What to produce: Search the entries for the word "English". Copy each line in which it is found.

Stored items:
********************

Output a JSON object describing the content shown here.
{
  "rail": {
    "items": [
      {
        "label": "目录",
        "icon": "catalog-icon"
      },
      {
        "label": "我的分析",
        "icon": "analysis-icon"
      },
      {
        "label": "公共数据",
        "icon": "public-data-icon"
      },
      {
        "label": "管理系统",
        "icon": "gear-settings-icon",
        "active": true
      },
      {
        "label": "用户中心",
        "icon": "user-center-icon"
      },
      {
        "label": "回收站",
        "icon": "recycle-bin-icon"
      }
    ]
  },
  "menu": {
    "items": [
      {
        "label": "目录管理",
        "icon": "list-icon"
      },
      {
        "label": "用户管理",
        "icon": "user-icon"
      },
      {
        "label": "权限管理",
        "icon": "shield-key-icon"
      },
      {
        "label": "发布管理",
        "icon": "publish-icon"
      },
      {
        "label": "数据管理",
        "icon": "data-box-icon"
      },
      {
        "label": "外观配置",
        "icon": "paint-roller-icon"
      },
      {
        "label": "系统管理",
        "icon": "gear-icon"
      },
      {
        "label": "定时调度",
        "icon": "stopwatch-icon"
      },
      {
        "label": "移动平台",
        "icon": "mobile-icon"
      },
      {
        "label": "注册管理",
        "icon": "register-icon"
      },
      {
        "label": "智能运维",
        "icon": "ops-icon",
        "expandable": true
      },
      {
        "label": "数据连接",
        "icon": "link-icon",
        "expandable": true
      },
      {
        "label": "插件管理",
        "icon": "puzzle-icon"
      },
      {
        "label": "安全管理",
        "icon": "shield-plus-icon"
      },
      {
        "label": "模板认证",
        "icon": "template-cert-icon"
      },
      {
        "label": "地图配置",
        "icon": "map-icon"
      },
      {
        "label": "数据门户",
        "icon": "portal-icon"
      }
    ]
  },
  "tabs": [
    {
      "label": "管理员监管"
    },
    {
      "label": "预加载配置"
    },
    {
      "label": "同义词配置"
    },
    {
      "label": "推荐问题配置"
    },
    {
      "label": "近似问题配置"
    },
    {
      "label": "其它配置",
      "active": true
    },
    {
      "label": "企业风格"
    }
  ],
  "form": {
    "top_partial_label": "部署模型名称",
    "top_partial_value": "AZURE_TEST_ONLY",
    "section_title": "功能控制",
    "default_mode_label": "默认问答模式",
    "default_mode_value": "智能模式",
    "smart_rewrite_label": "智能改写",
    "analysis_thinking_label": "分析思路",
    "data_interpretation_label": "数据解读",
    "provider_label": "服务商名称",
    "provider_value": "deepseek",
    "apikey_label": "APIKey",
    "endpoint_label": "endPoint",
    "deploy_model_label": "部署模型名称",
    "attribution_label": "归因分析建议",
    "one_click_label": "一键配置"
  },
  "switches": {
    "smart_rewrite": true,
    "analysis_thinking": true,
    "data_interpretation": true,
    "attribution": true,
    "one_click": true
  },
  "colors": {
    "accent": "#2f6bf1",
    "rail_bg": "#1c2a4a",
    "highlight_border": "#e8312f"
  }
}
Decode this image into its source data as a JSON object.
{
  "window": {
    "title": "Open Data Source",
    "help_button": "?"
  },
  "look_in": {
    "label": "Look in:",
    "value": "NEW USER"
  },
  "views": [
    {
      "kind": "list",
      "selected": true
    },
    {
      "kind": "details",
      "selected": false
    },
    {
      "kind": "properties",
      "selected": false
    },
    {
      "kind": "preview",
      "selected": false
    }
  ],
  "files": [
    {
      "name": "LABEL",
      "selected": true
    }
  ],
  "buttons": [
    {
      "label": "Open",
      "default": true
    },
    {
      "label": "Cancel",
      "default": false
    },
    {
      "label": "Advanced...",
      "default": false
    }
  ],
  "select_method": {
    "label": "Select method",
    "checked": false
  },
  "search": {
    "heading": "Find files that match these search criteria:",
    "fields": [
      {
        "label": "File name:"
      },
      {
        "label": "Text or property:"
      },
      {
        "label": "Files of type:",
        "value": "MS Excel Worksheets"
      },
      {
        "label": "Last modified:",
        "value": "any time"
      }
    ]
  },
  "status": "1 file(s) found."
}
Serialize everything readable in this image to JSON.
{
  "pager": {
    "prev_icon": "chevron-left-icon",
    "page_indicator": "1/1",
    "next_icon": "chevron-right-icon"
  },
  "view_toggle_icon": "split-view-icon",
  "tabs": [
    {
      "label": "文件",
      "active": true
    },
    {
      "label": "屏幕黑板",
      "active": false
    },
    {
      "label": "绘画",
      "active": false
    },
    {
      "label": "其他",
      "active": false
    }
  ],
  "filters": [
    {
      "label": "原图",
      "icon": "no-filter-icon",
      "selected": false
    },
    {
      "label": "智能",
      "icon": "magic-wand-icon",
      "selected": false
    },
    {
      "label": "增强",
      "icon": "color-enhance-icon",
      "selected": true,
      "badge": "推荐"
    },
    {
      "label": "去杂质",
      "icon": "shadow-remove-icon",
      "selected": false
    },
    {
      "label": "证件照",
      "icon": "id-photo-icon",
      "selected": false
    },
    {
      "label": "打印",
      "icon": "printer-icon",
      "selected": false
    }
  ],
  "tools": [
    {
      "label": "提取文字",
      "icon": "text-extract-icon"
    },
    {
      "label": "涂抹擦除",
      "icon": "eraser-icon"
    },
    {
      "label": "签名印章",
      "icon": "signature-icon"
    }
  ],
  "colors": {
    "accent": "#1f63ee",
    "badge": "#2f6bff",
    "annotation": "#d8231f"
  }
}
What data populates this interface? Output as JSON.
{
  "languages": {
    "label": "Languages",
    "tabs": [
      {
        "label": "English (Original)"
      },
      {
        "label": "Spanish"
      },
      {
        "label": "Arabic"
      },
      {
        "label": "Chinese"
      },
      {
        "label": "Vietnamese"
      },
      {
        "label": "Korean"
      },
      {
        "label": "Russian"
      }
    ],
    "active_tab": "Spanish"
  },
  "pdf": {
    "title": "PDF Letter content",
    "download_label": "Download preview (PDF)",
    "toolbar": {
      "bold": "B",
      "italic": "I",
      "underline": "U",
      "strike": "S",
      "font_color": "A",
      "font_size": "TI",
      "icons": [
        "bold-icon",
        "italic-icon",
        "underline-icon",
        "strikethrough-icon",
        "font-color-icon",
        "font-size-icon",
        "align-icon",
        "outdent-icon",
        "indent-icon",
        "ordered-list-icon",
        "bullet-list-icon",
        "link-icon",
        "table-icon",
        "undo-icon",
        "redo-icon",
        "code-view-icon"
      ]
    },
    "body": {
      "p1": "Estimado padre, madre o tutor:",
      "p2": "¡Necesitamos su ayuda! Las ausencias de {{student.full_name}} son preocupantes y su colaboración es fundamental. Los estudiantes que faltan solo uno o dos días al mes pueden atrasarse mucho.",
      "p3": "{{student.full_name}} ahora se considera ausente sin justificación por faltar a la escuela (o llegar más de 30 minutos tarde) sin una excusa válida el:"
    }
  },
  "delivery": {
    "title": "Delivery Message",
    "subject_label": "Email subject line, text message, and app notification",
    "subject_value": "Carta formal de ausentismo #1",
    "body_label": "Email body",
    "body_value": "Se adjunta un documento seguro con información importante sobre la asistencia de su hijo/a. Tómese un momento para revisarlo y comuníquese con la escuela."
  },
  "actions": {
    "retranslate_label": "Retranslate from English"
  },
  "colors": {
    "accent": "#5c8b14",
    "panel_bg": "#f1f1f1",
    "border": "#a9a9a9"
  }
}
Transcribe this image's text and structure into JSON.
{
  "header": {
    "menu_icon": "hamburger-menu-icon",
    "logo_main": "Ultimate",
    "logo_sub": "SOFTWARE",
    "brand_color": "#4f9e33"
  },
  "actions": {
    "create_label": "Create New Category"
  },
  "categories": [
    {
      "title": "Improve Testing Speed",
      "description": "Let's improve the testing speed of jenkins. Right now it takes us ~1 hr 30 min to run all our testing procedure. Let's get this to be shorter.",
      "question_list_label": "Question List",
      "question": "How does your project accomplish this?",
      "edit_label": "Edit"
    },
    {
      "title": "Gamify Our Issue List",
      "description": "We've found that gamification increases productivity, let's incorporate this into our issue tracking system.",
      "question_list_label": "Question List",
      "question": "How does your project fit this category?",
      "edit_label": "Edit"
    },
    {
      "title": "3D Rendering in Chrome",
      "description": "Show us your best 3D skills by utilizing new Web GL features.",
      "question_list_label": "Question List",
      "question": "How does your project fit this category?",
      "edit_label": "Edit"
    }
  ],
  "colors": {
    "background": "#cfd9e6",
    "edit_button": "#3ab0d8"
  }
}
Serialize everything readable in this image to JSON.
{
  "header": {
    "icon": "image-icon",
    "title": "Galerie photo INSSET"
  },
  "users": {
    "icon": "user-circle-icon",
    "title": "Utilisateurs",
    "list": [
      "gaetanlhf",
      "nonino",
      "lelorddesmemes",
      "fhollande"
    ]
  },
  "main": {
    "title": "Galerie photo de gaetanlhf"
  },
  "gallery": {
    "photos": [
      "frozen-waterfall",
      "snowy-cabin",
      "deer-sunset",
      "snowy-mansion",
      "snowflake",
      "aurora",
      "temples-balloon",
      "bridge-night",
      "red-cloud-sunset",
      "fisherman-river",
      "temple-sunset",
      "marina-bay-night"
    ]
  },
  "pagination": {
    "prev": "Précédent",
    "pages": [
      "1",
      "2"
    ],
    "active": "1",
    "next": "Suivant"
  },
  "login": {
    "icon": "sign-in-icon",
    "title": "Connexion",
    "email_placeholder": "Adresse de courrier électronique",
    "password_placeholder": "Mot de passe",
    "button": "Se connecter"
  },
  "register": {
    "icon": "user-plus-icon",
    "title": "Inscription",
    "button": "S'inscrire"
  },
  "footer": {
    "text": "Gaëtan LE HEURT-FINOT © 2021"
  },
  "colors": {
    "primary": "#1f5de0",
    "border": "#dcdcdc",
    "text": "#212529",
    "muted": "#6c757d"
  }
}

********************

Worked solution:
        "label": "English (Original)"
    "retranslate_label": "Retranslate from English"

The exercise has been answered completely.